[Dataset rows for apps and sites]
▶
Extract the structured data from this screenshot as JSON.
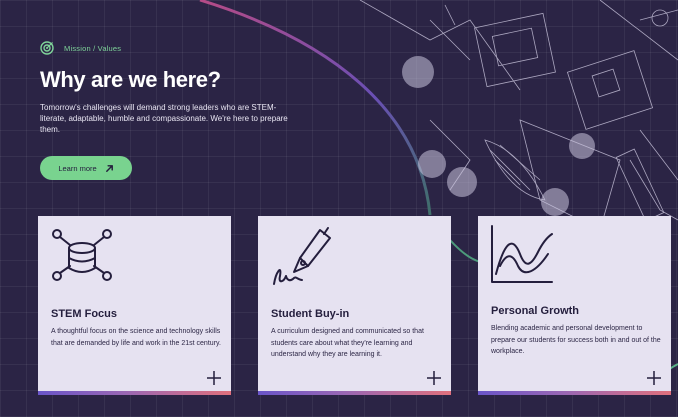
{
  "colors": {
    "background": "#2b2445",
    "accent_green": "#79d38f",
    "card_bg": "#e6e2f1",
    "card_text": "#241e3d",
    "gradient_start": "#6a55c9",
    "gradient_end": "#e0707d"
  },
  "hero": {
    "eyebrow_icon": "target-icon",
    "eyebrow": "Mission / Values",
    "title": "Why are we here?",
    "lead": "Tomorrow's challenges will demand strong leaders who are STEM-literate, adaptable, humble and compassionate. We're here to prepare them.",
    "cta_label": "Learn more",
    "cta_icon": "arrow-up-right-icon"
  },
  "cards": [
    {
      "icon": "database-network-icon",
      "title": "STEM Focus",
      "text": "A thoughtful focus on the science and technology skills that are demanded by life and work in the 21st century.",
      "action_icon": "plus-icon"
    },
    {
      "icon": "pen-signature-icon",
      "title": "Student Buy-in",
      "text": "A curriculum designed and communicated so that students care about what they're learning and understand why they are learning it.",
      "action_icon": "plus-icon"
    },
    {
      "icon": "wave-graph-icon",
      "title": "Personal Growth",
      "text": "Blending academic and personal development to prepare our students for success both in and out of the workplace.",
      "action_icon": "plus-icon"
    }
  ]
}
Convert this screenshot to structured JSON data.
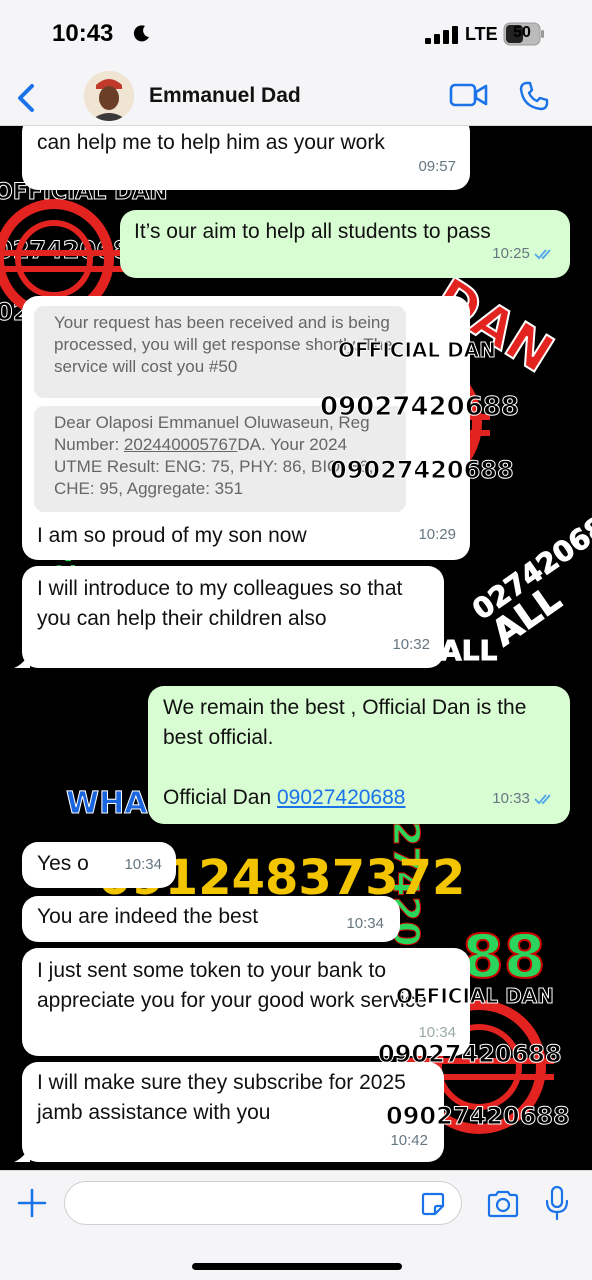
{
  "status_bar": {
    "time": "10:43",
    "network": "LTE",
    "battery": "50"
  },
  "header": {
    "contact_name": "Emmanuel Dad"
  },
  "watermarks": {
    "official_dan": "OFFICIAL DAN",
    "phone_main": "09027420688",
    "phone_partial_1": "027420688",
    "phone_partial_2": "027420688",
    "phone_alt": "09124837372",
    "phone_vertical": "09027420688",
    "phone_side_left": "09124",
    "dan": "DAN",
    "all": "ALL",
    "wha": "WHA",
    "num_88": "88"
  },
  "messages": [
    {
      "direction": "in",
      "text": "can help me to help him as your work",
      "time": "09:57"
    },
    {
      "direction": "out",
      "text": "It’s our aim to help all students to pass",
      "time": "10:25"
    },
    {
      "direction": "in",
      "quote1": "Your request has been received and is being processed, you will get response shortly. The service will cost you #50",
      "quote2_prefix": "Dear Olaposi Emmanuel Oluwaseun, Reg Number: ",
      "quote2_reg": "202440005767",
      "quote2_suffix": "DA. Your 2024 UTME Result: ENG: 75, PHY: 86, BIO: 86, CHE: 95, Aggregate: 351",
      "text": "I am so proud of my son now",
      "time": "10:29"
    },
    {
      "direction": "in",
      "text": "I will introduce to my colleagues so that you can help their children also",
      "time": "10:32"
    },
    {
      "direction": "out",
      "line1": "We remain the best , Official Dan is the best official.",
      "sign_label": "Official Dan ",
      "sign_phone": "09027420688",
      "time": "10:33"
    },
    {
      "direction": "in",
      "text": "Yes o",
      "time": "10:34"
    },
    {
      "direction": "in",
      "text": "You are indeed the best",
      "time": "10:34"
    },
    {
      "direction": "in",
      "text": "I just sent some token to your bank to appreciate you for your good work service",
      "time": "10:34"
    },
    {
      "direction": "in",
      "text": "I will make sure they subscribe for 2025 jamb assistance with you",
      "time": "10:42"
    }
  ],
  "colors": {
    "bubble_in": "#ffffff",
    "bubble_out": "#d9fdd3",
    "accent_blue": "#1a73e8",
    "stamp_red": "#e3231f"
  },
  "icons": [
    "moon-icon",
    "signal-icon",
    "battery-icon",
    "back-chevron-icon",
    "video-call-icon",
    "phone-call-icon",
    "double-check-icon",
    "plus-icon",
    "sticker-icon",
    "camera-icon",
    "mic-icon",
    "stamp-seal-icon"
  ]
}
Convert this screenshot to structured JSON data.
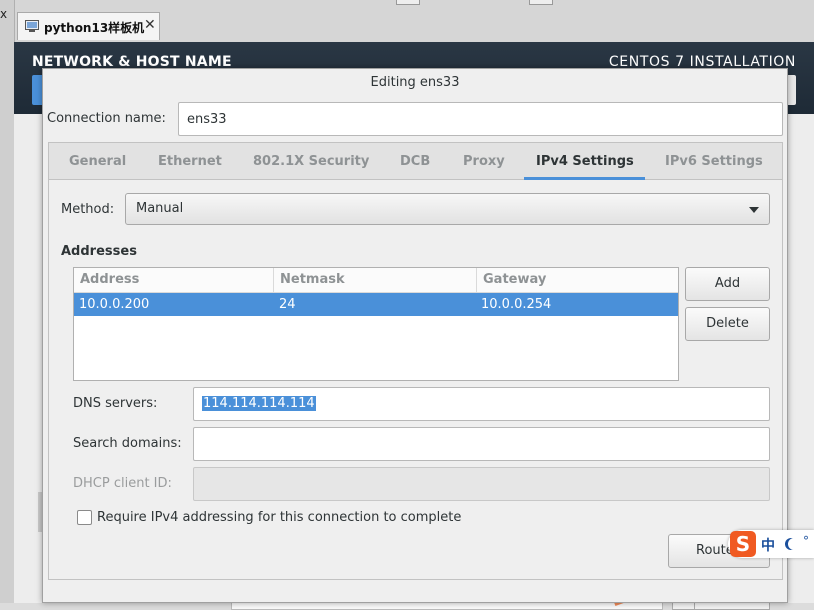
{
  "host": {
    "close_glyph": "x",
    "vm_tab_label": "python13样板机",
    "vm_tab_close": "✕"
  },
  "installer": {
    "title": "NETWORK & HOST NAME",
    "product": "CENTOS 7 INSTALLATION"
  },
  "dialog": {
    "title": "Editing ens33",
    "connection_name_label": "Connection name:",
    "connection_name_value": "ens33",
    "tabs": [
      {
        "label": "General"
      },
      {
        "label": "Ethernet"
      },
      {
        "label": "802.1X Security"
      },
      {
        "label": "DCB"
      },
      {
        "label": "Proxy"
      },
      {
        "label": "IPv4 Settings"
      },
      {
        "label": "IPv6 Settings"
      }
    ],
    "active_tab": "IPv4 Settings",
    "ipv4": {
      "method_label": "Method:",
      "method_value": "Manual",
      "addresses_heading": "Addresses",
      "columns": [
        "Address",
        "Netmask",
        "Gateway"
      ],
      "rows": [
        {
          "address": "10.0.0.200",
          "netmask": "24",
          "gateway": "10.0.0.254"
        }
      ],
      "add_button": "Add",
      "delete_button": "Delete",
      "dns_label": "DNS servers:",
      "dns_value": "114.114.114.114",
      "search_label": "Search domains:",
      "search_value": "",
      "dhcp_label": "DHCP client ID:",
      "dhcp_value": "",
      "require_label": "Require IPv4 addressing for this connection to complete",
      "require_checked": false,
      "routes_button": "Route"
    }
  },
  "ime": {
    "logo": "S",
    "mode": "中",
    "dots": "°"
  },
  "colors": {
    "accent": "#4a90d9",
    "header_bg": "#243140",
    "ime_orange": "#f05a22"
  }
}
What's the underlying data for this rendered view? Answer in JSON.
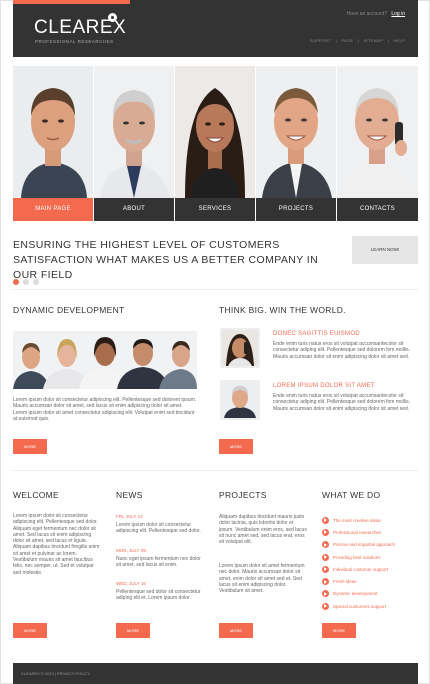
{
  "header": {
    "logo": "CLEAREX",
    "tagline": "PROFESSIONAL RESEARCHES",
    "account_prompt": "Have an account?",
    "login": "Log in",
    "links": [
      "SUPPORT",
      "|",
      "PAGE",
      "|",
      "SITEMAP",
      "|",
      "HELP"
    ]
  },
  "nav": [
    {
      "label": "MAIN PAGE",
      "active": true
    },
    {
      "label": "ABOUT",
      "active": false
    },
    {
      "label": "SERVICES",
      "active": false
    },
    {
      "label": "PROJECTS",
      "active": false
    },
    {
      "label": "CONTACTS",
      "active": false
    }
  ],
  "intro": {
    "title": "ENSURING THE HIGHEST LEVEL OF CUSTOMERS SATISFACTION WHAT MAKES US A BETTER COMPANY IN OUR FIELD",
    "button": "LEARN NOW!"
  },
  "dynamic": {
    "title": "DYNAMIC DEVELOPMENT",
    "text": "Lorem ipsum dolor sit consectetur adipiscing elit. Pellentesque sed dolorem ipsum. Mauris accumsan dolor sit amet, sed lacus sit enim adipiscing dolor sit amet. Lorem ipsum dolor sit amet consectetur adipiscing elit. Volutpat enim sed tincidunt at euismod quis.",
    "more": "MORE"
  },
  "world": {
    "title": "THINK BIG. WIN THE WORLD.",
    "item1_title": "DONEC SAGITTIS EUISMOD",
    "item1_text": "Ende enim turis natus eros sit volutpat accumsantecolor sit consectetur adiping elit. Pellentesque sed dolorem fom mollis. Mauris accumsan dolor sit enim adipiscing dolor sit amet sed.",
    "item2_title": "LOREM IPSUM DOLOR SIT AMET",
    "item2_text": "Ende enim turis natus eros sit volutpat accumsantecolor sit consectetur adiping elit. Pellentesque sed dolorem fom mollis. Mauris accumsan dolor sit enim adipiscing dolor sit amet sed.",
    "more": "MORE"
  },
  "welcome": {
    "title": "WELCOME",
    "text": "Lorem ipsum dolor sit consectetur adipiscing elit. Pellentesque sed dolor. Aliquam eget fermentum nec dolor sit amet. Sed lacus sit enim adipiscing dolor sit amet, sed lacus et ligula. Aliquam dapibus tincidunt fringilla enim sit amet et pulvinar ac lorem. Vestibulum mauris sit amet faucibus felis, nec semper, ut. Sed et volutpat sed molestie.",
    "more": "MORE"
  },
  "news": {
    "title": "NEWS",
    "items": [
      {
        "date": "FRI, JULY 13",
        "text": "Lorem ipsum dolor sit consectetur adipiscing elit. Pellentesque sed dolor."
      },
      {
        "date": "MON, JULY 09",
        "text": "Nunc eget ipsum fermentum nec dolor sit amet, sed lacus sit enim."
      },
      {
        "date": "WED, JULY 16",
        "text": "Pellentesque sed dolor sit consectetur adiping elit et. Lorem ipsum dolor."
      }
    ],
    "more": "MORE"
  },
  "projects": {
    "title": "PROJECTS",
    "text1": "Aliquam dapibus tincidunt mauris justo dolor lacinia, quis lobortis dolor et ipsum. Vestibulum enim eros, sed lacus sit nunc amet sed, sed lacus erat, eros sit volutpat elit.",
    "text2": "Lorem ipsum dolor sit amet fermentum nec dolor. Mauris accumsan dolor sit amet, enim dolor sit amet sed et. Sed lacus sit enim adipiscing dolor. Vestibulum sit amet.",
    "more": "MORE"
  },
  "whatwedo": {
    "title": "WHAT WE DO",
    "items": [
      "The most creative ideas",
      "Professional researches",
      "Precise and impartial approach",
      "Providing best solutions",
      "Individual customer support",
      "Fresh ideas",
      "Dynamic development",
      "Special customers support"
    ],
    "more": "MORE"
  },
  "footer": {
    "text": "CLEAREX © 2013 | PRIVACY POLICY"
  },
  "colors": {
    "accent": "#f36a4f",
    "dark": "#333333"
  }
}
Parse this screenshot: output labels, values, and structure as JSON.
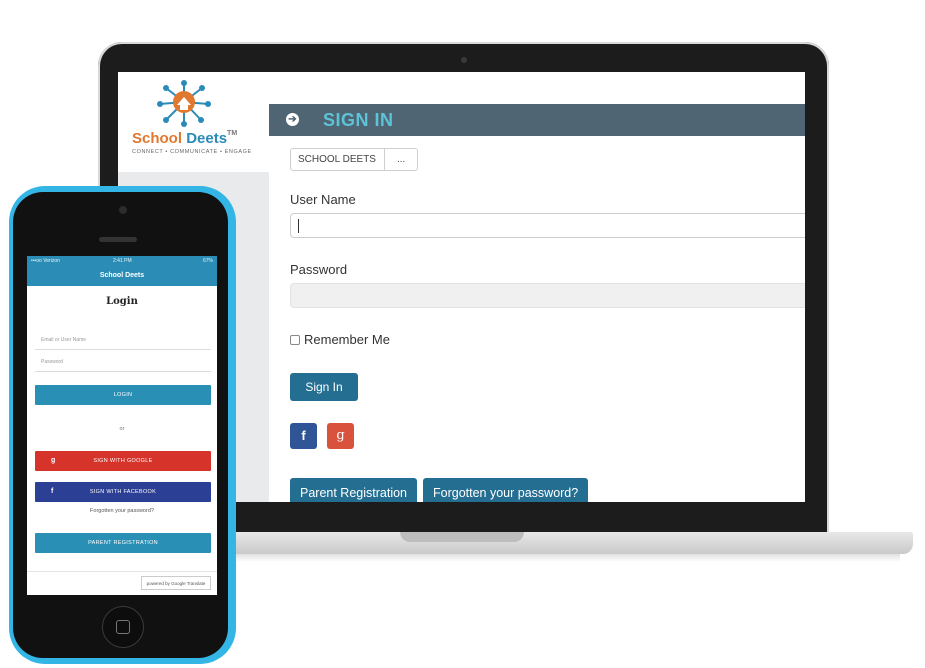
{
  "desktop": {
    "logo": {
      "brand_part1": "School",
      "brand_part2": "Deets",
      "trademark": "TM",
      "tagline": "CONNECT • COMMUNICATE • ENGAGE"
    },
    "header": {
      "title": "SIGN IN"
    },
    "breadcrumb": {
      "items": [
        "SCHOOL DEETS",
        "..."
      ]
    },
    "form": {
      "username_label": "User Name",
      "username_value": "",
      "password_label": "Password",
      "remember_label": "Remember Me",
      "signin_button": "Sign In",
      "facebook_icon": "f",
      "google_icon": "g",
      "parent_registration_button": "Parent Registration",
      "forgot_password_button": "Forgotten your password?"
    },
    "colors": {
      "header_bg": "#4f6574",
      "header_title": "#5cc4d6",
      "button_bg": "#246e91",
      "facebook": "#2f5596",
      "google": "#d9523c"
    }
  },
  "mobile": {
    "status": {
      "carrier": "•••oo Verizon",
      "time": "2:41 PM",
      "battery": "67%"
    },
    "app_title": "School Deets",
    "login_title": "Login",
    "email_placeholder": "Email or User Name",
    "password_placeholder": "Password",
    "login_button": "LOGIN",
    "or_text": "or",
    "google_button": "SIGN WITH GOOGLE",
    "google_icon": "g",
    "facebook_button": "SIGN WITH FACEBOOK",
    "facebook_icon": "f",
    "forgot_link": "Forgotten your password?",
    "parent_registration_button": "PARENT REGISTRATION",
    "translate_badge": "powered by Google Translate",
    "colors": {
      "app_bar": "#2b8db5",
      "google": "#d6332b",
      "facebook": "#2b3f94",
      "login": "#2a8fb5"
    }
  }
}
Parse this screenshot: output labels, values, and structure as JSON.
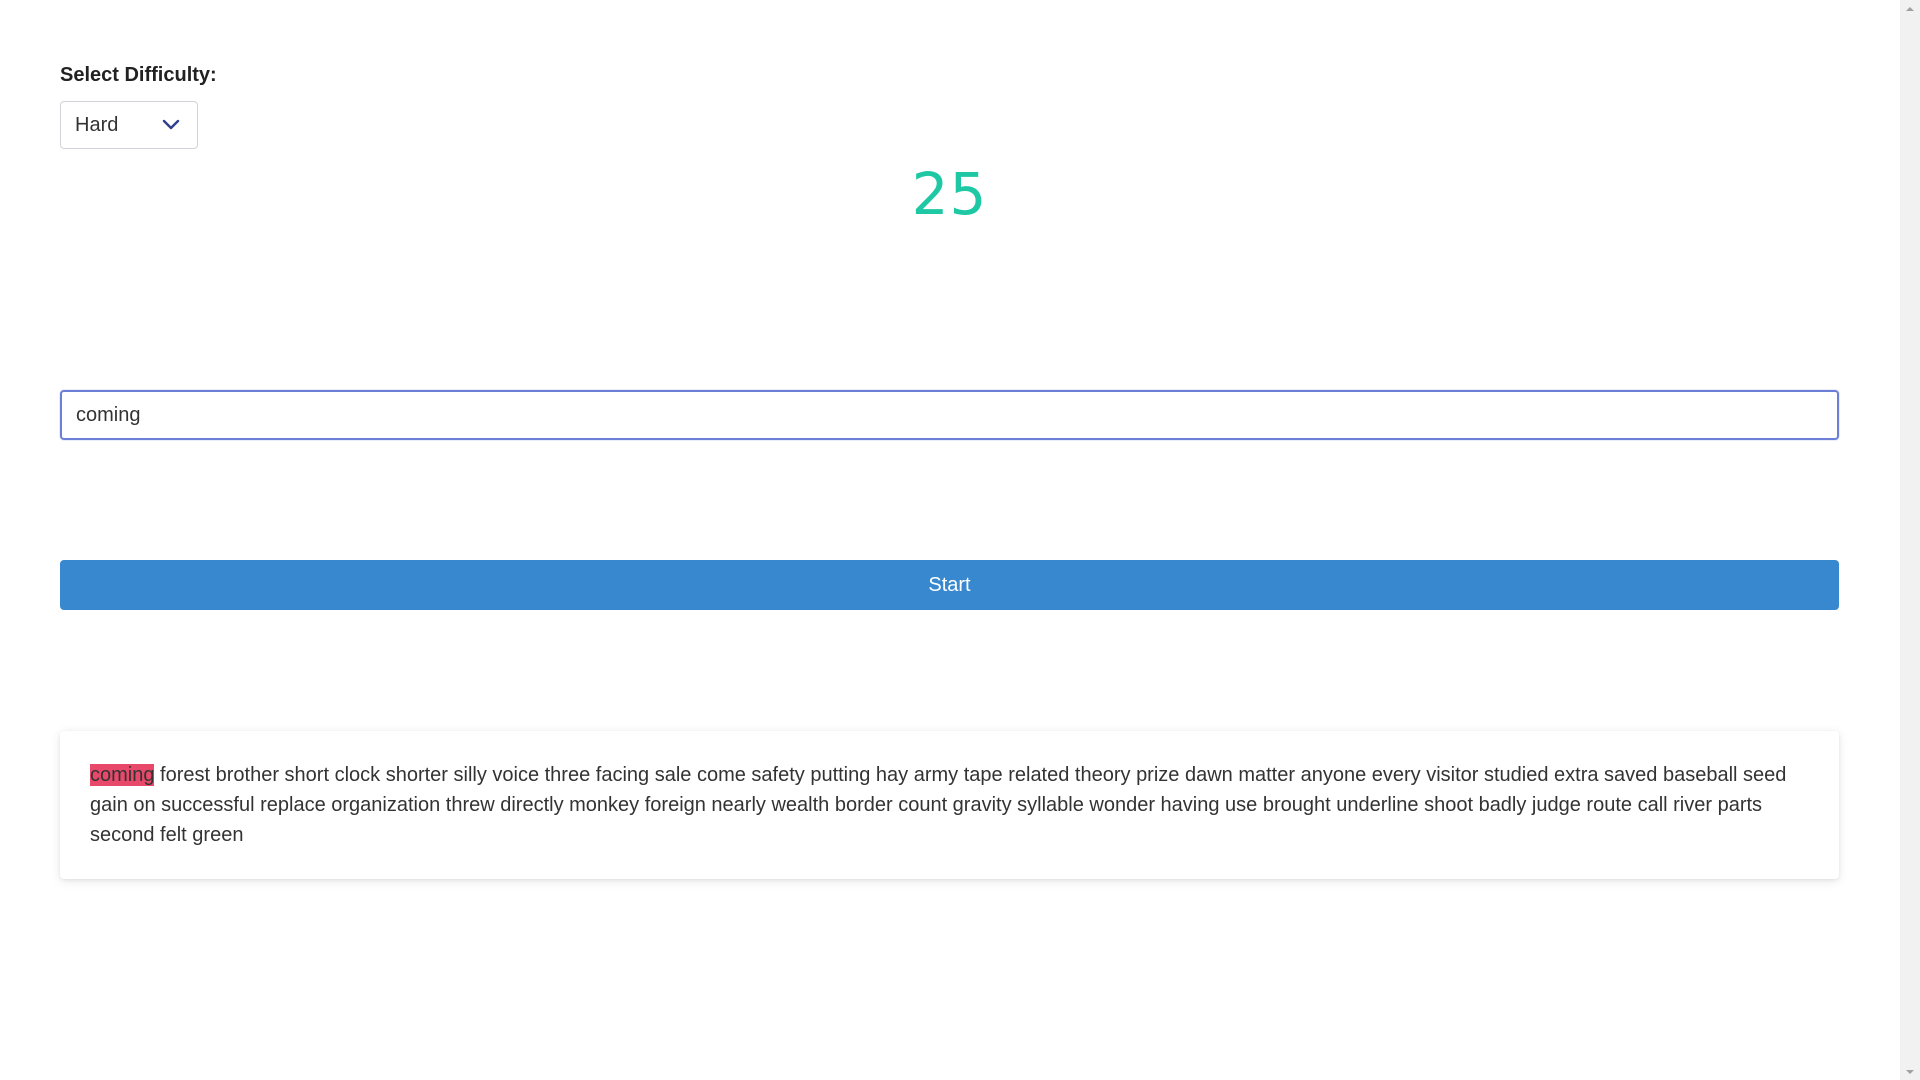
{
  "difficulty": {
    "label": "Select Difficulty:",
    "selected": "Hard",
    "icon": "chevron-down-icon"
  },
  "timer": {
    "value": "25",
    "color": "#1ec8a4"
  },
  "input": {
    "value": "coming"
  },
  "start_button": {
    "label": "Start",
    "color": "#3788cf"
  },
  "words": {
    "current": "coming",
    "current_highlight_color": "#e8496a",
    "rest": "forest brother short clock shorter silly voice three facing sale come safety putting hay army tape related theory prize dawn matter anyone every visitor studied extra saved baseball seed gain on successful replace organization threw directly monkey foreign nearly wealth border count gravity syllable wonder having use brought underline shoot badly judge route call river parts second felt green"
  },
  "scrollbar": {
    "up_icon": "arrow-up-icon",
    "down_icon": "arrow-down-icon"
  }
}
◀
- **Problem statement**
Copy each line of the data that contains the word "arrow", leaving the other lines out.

- **Worked solution**
    "cta_icon": "arrow-up-right-icon"
    "up_icon": "arrow-up-icon",
    "down_icon": "arrow-down-icon"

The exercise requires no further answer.